Martin Hannan: Keep your nose out of our issue

0
Have your say

It IS the mark of a great country, city or organisation that it can take criticism which is well meant and perceptive. To read the angry response to the article by Professor Richard Williams in Foreign Policy magazine, in which he dares to suggest that Edinburgh might be less than perfect, you would have to think that this capital city is not very great at all.

Certain people with vested interests in telling you that everything is rosy in Edinburgh’s garden have been queueing up to accuse the good professor of everything short of high treason.

He’s an interesting chap, is Prof Williams. I don’t exactly know what a professor of contemporary visual cultures actually does, but judging by his inaugural lecture at Edinburgh University, which is available on YouTube, he does seem quite fond of Ikea, and that puts him on a par with half of Edinburgh’s population.

I wonder how many of his critics have actually read the full article in Foreign Policy. It is not brilliant journalism, but it is a genuine viewpoint held by an academic working in the city whose expertise is in modern culture. From that point of view, his is a telling analysis and one that we should take cognisance of – come on, folks, we are not doing 21st-
century progress very well, are we? Did I mention the trams?

Having read the article, there is very little in it with which I could disagree. We have serious problems in Edinburgh with the design of modern buildings, with a failure to follow through on major regeneration projects, and with our dreadful transport and roads systems, for which latter failings no official nor councillor has ever been sacked.

This city has made mistakes and not learned from them. That is a mark of complacent indolence, and not greatness.

The professor’s cry from the heart could best be summed up in four words: “Get a grip, Edinburgh.” He is right, and all of civic society in the Capital should direct their attention to making the future a better one.

That process must start in the City Chambers with the elected representatives of the people. Only they have the power to get things moving in the right direction.

But as long as the council continues to obsess about its contracting budget rather than the possibilities of making this a truly wonderful city, then Edinburgh will fail to achieve the 21st-century greatness that would match our greatness of yesteryear.

I ask again: where is the vision, where is the drive, where are the dreams that can make Edinburgh a truly great modern city? Can we not stop contemplating our navels and lift our eyes to a bright new horizon?

If a few people around the city have their consciences pricked by what Prof Williams has written, then he will have done Edinburgh a real service. I doubt it, however, for I am truly cynical about the commitment of our civic leaders to Edinburgh’s future.

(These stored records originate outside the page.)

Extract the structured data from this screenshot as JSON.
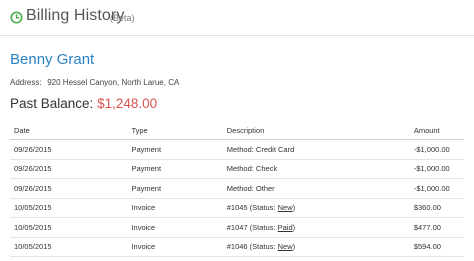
{
  "header": {
    "icon": "clock-icon",
    "accent_color": "#4caf50",
    "title": "Billing History",
    "beta_label": "(Beta)"
  },
  "customer": {
    "name": "Benny Grant",
    "address_label": "Address:",
    "address_value": "920 Hessel Canyon, North Larue, CA",
    "balance_label": "Past Balance:",
    "balance_value": "$1,248.00",
    "balance_color": "#d9534f",
    "name_color": "#2a82c4"
  },
  "table": {
    "columns": [
      "Date",
      "Type",
      "Description",
      "Amount"
    ],
    "rows": [
      {
        "date": "09/26/2015",
        "type": "Payment",
        "desc_prefix": "Method: Credit Card",
        "status": null,
        "desc_suffix": "",
        "amount": "-$1,000.00"
      },
      {
        "date": "09/26/2015",
        "type": "Payment",
        "desc_prefix": "Method: Check",
        "status": null,
        "desc_suffix": "",
        "amount": "-$1,000.00"
      },
      {
        "date": "09/26/2015",
        "type": "Payment",
        "desc_prefix": "Method: Other",
        "status": null,
        "desc_suffix": "",
        "amount": "-$1,000.00"
      },
      {
        "date": "10/05/2015",
        "type": "Invoice",
        "desc_prefix": "#1045 (Status: ",
        "status": "New",
        "desc_suffix": ")",
        "amount": "$360.00"
      },
      {
        "date": "10/05/2015",
        "type": "Invoice",
        "desc_prefix": "#1047 (Status: ",
        "status": "Paid",
        "desc_suffix": ")",
        "amount": "$477.00"
      },
      {
        "date": "10/05/2015",
        "type": "Invoice",
        "desc_prefix": "#1046 (Status: ",
        "status": "New",
        "desc_suffix": ")",
        "amount": "$594.00"
      }
    ]
  }
}
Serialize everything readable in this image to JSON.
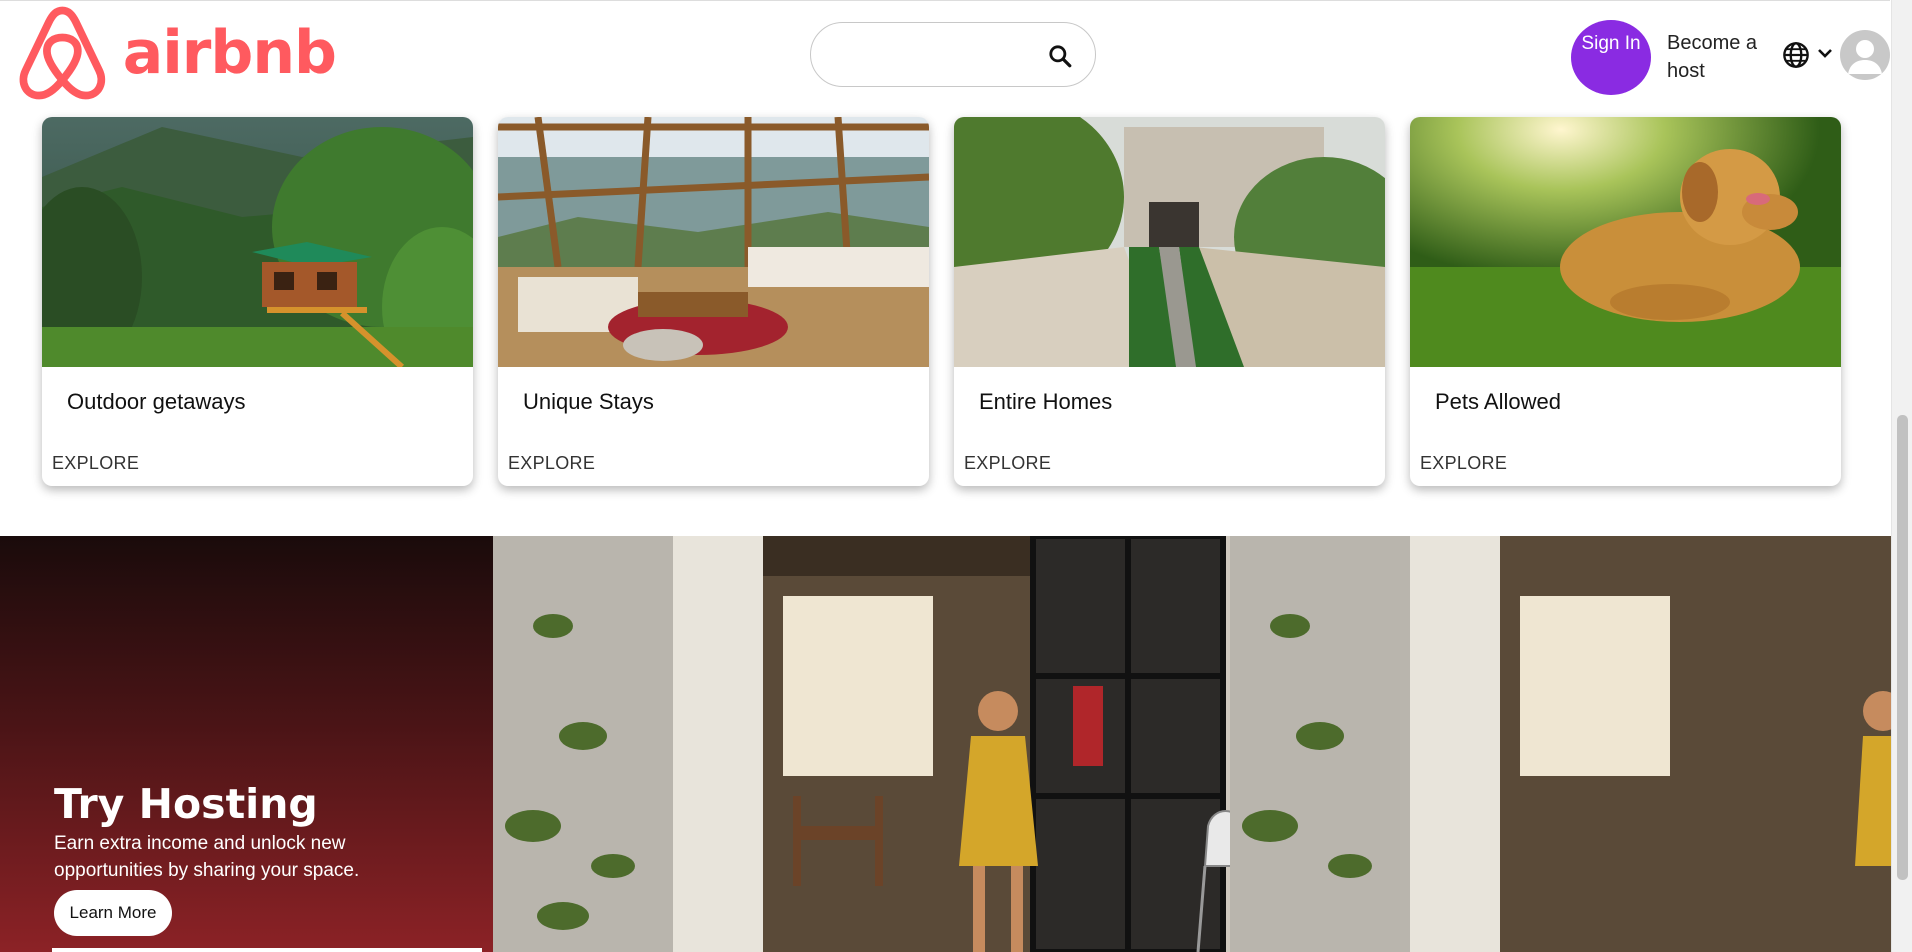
{
  "header": {
    "logo_text": "airbnb",
    "search": {
      "placeholder": "",
      "value": "",
      "icon": "search-icon"
    },
    "sign_in_label": "Sign In",
    "become_host_label": "Become a host",
    "language_icon": "globe-icon",
    "menu_icon": "chevron-down-icon",
    "profile_icon": "user-avatar-icon"
  },
  "categories": [
    {
      "title": "Outdoor getaways",
      "action": "EXPLORE",
      "image": "treehouse-in-forest"
    },
    {
      "title": "Unique Stays",
      "action": "EXPLORE",
      "image": "glass-roof-lounge"
    },
    {
      "title": "Entire Homes",
      "action": "EXPLORE",
      "image": "garden-path-house"
    },
    {
      "title": "Pets Allowed",
      "action": "EXPLORE",
      "image": "golden-retriever-on-grass"
    }
  ],
  "hosting": {
    "title": "Try Hosting",
    "description": "Earn extra income and unlock new opportunities by sharing your space.",
    "button_label": "Learn More",
    "image": "host-standing-in-doorway"
  },
  "colors": {
    "brand": "#ff5a5f",
    "sign_in": "#8a2be2",
    "banner_gradient_top": "#1a0b0b",
    "banner_gradient_bottom": "#8c2226"
  }
}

What I do find sinister is the interpretation that Foreign Policy put on the professor’s writing with a headline which is absolutely not suggested by any of the content in the article, some of which was “edited”, according to Prof Williams.

‘Scotch This Plan: Scotland’s decaying capital city shows why this country is not ready for independence’ is frankly misleading at best, and downright nasty at worst.

It is only when you realise that the magazine is part of the Washington Post group that true paranoia might kick in. That’s right, the same Washington Post which late last year unleashed a tirade against those of us who would like to see Scotland 
become independent.

I think it is perfectly legitimate to question whether the editorial team at Foreign Policy were just following the lead of the Post, clever little ducklings scared to swim on their own.

If the magazine and the Post actually send some of their correspondents to Scotland to report impartially and accurately on what is happening here as we prepare for the referendum, then I will gladly apologise for what I’m about to write. But until the magazine and newspaper act in accordance with their own great 
traditions – those of Woodward and Bernstein, for a start – I must accuse them of being blinkered Little Americans, concerned only about what harm Scottish independence might do for their own interests.

I love America, and I have never met more generous people than the ordinary citizens of that great nation. My cousins are American citizens born and bred, and served in the US forces. But I would say to them and to all Americans, get your tanks off our heather.

As an SNP member, I would say look at your own history, not least the fact that so many Scots or descendants of Scots were involved in drafting the US Declaration of Independence, which contains the words “Governments are instituted among Men, deriving their just powers from the consent of the governed,” and adds that when “a Form of Government” fails to deliver what the people need, it is the Right of the People to alter or to abolish it.”

It’s our issue, our debate. Suck it up, America.